Industry Titans as Mentors

Stage 32’s extensive development program offers members classes, labs, webinars and webcasts six days a week hosted by leaders on some of today’s top shows from actress Alysia Reiner (Orange is the New Black), producer Brad Carpenter (Fosse/Verdon), composer Terence Blanchard (BlacKkKlansman, Harriet) and showrunner Mickey Fisher (Netflix’s Firekeeper’s Daughter, The Strain, Reverie) to director Tyler Gillet (the new SCREAM), and hundreds more.

Writers have the opportunity to break stories in a mock writers’ room with a writer on Netflix’s

YOU. Meanwhile, directors are prepping shoots with the guidance of a director from IT’S ALWAYS SUNNY IN PHILADELPHIA and monologue techniques are sharpened with instruction from Reiner, part of an ensemble cast of an Emmy-nominated show. Producers are learning how to finance a film from top financier Viviana Zaragoita of Three Point Capital who has worked on hundreds of films. This type of real-world training takes actors, directors, screenwriters, and more past the theoretical and into real-world, applicable experience.

A Global Stage

Looking back, Stage 32 CEO Botto said, “I recognized the doors were going to swing open for creatives and professionals all over the globe, and that’s exactly what happened. I believed we needed a platform to democratize the industry, connecting content creators with executives, production companies, studios and streamers effectively creating a robust marketplace between the two parties. Stage 32 does this for members by connecting, training and providing access beyond the gatekeepers. Our executives and pros are getting a first look at curated content creating a winning situation for all. With the sheer amount of content being produced today, more and more financiers, production companies, networks and streamers are turning to Stage 32 to discover new voices and material.”

Botto and his team are unwavering in their pursuit to level the playing field for creatives and break down the barriers of location, age and ethnicity to create opportunities for talent from all over the world.

Not long after founding Stage 32, Botto’s concept was proven.

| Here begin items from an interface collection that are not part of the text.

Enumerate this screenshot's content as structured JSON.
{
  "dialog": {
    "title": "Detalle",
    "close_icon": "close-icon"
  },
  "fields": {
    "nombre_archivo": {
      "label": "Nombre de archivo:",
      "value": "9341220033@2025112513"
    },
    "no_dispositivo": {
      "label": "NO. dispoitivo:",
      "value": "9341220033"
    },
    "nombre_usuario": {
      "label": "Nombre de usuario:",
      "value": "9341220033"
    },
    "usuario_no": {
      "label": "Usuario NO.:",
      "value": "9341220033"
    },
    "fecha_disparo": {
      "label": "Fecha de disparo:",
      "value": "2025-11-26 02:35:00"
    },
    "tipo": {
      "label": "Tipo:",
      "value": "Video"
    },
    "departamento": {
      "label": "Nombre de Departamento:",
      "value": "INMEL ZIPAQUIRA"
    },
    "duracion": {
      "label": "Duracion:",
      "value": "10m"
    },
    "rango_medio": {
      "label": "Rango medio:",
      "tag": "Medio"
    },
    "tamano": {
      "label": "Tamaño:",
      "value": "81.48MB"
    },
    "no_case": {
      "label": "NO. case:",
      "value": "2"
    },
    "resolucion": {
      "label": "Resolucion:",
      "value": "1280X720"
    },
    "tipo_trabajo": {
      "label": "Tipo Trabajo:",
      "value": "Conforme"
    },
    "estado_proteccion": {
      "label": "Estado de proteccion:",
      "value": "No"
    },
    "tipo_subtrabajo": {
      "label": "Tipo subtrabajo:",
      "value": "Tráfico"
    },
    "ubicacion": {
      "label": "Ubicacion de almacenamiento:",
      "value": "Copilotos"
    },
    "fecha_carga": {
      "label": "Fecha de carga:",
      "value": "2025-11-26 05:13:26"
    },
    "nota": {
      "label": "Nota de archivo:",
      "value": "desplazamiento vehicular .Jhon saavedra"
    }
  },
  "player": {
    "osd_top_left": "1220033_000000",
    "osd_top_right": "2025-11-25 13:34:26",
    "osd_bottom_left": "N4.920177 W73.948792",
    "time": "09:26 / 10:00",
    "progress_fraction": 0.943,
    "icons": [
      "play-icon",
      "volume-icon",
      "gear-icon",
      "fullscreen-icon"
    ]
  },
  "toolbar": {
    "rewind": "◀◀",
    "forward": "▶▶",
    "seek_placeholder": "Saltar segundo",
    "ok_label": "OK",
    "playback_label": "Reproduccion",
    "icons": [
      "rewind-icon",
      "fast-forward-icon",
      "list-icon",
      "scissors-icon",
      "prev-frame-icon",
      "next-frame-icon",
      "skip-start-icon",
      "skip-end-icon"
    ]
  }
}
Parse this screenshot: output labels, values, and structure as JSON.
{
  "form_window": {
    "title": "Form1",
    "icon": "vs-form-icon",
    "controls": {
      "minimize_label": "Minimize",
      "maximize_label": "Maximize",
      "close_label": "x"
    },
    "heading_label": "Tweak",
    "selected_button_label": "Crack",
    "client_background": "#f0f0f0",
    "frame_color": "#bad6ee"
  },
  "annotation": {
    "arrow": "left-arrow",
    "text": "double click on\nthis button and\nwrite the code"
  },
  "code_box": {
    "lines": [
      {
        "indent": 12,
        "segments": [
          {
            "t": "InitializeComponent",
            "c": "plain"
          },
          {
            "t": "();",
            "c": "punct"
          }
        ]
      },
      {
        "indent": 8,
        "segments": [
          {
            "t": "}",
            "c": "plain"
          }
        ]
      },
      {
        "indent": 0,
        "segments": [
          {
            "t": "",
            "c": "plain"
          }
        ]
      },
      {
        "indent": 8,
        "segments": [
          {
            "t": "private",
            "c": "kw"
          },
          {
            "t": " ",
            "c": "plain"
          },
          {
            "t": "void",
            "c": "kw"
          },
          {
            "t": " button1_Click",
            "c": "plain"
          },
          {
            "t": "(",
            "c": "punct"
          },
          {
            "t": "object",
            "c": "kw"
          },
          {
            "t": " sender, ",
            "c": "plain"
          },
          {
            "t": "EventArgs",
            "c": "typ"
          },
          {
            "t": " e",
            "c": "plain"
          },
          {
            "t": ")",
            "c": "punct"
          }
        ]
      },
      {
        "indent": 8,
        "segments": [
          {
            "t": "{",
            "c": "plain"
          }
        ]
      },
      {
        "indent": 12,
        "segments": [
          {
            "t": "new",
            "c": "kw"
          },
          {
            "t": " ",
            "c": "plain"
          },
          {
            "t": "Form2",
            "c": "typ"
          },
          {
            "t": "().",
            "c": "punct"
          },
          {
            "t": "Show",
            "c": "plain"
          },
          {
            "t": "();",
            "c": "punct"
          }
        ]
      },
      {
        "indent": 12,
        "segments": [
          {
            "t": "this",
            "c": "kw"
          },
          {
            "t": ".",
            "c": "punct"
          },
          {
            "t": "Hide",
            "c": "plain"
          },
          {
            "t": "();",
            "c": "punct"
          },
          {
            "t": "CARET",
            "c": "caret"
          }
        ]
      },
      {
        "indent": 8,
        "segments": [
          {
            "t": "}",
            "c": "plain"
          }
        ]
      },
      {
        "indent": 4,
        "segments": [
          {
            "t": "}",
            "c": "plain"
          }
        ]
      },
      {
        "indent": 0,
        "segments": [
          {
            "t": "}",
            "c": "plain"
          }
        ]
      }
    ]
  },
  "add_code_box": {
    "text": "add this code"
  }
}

A prominent filmmaker was looking for a composer to score his new film noir project. He posted a two-minute clip of the movie on Stage 32 and announced he’d accept submissions from across the globe. One Stage 32 member - a composer in Denmark who’d only scored short films - took his shot. The filmmaker loved his work and provided two more scenes to score. The composer went on to score the entire film. A French-born Argentinian female filmmaker was incubated through Stage 32’s Short Film Program; following the showcase of her film on Stage 32 Screenings, she secured representation with a US-based agent and now has meetings with Amazon and Netflix.

Using the success of series such as Netflix’s Lupin as a benchmark, there’s no question about demand from global audiences for foreign-produced shows. With Stage 32’s member base growing rapidly in areas such as the UK, India, South Africa, Australia and Canada, the platform is uniquely poised to meet this moment and maximize exposure for talent around the world.